Pemex' Juan Arturo Hernández Carrera, VP for the northern region with Pemex E&P, said the CDM registration 'demonstrates our commitment to reducing greenhouse gas emissions and sets the basis for the development of other reduction projects in the northern region.'
Under the Kyoto protocol, companies can earn certified emissions reductions (CERs) that then become tradable by investing in emission reduction projects in countries without mandatory emission reduction goals such as Mexico. The two companies have been collaborating since 2004 to identify CDM projects.
Statoil brings its Norwegian Continental Shelf technical experience and Pemex works to voluntarily reduce carbon emissions and improve its energy efficiency. Pemex expects to avoid emitting an average of 83,000 tonnes of CO2 per year over a 10-year period, and to receive the same amount of CERs from the United Nations. Statoil can buy from Pemex the CERs that the project yields.
The CDM project is intended to eliminate three of the gas flare batteries and to install a new gas processing and treatment plant as well as to build the pipelines needed to bring the recovered gas to market. Pemex will start the tendering process to sign the engineering, procurement and construction contract for this project on January 2011.
Pemex will solely invest, own and operate the facility, which is expected to start up at the end of the next year. Statoil has been responsible of preparing the necessary documentation to obtain the CDM registration by UN. Statoil will also make sure the project approves the yearly verifications and receives the certified emission reductions to be bought from Pemex.

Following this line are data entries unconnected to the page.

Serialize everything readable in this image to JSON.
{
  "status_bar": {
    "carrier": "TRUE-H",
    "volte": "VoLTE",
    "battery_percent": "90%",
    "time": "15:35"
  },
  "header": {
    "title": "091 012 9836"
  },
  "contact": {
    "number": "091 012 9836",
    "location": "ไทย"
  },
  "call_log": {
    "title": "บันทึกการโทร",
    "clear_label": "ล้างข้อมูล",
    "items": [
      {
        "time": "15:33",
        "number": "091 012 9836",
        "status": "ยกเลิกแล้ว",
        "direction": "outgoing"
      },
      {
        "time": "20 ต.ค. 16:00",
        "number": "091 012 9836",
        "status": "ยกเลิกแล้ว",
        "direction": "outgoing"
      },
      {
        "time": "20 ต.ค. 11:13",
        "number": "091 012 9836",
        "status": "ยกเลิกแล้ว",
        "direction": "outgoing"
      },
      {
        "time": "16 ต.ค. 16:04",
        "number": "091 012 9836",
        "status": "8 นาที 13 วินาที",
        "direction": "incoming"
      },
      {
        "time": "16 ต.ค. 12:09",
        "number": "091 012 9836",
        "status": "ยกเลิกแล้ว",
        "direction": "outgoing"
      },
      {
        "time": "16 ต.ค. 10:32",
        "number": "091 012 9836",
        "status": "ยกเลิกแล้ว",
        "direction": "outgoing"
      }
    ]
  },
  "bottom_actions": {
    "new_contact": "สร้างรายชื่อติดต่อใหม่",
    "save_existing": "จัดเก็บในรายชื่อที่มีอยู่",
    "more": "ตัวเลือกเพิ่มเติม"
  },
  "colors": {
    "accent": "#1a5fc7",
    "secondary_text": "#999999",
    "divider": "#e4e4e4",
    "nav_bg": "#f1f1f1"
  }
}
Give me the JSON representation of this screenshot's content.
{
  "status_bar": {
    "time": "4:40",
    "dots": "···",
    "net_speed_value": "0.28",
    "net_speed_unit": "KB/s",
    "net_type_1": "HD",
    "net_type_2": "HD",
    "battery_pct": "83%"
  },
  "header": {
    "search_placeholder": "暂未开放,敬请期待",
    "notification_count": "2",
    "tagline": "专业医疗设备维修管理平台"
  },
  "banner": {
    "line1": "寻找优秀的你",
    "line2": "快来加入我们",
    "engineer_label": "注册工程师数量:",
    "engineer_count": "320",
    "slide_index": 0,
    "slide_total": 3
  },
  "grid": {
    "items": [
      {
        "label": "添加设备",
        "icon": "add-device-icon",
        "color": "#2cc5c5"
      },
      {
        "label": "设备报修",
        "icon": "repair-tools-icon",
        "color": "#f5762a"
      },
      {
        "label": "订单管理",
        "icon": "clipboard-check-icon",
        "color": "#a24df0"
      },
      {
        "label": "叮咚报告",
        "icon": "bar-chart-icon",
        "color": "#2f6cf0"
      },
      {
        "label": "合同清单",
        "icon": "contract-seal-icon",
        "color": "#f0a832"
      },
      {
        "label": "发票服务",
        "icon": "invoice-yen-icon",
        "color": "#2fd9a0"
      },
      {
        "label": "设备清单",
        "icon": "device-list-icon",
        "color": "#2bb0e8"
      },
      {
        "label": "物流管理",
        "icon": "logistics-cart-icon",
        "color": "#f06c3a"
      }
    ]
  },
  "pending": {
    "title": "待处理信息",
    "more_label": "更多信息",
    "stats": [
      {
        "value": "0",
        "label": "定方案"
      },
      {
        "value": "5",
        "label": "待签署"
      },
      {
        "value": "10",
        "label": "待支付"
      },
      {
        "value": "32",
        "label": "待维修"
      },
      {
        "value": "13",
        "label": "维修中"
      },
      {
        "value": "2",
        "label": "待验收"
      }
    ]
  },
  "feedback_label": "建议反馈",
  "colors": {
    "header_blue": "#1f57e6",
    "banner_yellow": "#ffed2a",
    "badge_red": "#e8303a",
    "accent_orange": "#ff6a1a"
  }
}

Pemex has been producing oil from the Tres Hermanos oil field in Veracruz state for over 60 years. OE